*** DATA FOR PROCESSING Section Begins ***

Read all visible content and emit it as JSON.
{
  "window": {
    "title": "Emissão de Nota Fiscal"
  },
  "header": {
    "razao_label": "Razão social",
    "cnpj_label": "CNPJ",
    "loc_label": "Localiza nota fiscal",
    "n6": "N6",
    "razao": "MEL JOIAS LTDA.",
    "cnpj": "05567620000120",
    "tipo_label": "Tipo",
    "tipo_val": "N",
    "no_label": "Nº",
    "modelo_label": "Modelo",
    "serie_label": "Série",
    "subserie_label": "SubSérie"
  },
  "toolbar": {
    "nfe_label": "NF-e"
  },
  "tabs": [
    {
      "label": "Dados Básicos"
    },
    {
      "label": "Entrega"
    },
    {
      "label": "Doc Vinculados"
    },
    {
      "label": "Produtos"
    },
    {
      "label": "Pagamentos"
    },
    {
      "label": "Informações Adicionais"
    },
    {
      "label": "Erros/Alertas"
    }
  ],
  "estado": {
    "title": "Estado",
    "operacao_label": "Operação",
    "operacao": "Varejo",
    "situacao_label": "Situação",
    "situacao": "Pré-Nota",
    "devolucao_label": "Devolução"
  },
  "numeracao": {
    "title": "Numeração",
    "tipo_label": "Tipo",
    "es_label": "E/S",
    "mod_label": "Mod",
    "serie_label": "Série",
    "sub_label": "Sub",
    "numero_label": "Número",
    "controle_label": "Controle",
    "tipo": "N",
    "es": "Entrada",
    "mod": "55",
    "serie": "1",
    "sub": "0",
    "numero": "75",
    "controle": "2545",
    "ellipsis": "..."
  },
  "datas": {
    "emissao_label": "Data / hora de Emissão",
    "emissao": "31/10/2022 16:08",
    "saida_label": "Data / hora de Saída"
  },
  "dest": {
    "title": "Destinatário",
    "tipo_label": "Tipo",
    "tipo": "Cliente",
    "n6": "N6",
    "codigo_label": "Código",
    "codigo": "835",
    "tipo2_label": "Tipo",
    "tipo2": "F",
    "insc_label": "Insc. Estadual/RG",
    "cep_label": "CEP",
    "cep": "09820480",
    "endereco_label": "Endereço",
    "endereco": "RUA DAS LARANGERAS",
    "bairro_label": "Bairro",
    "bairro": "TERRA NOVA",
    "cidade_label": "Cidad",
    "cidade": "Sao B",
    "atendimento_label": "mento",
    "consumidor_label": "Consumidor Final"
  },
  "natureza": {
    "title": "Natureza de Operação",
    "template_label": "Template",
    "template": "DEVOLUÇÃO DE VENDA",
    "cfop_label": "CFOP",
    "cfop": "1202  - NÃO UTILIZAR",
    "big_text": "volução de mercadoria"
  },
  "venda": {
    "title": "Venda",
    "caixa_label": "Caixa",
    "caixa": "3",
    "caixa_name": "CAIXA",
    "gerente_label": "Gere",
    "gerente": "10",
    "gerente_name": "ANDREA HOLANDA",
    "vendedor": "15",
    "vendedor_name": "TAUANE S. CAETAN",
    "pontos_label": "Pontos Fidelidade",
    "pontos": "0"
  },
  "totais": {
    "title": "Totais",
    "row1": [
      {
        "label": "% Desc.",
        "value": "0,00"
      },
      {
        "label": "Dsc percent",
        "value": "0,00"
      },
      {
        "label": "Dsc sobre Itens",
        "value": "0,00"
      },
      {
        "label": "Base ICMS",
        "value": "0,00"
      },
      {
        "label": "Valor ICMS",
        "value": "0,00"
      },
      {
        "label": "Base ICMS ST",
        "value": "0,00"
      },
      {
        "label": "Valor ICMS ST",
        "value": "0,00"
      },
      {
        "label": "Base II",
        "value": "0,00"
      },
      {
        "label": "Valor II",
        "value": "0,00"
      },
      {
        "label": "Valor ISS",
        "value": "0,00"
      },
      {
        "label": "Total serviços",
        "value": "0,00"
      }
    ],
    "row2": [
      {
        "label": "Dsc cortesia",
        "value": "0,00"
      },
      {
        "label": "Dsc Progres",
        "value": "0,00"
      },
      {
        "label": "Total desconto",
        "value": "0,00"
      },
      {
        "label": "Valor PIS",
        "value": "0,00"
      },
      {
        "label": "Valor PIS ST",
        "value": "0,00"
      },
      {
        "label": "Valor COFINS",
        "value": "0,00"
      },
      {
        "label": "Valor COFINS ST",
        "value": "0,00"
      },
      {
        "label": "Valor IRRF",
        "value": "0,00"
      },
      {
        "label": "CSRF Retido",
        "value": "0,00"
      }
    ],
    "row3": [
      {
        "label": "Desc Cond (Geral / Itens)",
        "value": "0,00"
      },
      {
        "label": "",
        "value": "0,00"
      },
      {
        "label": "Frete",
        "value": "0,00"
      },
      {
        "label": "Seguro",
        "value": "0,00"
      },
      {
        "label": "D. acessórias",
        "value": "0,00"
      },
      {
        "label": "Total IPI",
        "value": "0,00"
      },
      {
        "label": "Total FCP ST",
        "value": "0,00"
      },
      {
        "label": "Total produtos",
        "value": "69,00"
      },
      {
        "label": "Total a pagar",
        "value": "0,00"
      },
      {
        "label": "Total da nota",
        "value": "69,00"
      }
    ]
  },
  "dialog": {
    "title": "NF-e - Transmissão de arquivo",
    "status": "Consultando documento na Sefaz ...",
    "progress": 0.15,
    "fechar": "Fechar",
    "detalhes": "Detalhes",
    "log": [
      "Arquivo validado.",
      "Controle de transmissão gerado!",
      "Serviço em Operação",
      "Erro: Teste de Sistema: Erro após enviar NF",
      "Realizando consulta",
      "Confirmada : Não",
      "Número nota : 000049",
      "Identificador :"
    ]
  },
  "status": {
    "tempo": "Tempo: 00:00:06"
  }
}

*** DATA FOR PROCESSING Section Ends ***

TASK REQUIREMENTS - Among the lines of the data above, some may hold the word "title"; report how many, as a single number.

SOLUTION BELOW - 8